I felt like I had just stepped into the Hobbit’s Shire when I arrived in the small whitewashed village of Alberobello. Little people scampering in and out of the tiny cone-roofed houses with hairy feet didn’t appear, however. Instead, the village streets were packed with big people like myself, exploring the rows of cone-roofed trulli that proved to be anything from gift shops to restaurants. Bizarre and quirky? By all means, yes.
Surrounded by ancient vineyards, medieval castles, and white-sand beaches, Alberobello sits at the top of the heel that makes the boot of Italy. Not far from the Adriatic coast, it is understandably a magnetic tourist attraction. Read more →

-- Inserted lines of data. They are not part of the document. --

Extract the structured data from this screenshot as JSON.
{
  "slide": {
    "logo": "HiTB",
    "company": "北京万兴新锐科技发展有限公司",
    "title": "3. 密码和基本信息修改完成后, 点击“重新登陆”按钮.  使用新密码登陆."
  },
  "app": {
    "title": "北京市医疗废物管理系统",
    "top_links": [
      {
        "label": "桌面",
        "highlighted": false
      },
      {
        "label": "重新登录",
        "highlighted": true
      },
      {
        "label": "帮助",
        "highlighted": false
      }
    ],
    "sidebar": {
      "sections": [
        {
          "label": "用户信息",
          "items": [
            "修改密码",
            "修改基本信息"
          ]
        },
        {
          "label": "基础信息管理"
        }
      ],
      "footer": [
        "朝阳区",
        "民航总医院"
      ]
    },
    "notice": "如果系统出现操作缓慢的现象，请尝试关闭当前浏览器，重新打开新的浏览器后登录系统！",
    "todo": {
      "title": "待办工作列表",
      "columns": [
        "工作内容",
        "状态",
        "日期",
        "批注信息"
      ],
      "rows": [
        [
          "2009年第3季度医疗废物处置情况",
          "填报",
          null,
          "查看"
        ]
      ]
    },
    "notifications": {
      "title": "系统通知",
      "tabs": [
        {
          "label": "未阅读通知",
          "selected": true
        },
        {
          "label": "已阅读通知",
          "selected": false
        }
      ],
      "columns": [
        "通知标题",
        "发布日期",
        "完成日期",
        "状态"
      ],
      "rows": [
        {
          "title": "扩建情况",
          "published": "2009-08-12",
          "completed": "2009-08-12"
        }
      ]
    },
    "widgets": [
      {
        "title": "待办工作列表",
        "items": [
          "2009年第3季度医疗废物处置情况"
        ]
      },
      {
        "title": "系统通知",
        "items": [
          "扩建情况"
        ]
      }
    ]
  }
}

One of my very favorite places in Rome is the Pantheon with the small Piazza della Rotunda just to the south of it. Every trip to Rome is not complete without a visit to this glorious first century monument. There are several outdoor restaurants that line the piazza and offer good food with great views. But the trattoria I love the most is Armando Al Pantheon which is just a stone’s throw from the Pantheon itself. Although it lacks outdoor dining, the small one room trattoria is as homey and comfortable as one could imagine.
I descended 60 feet below Rome’s surface into a mysterious past I knew little about…
The ancient Basilica of San Clemente, named after Rome’s third pope, hardly drew my attention as I passed by on my walk from the Colosseum. I soon discovered that I had approached the basilica from the side by mistake, missing the grand entrance fronted by a small courtyard with palm trees.
I had previously read about the basilica’s three levels of fascinating history, one church on top of another. The present 12th-century basilica was erected on the site of a previous church which had been buried for centuries underneath the level of the city streets.
Grey afternoon skies hung low over the countryside surrounding Padua, about a 40-minute drive west of Venice. I had just driven ten kilometers southwest of town to arrive at my destination, the Abbazia Di Praglia, a Benedictine community of monks. Nestled at the feet of the Euganean hills, along an ancient road leading to the neighboring town of Este, my arrival at the Abbey appeared as if I had just stepped back in time. Read more →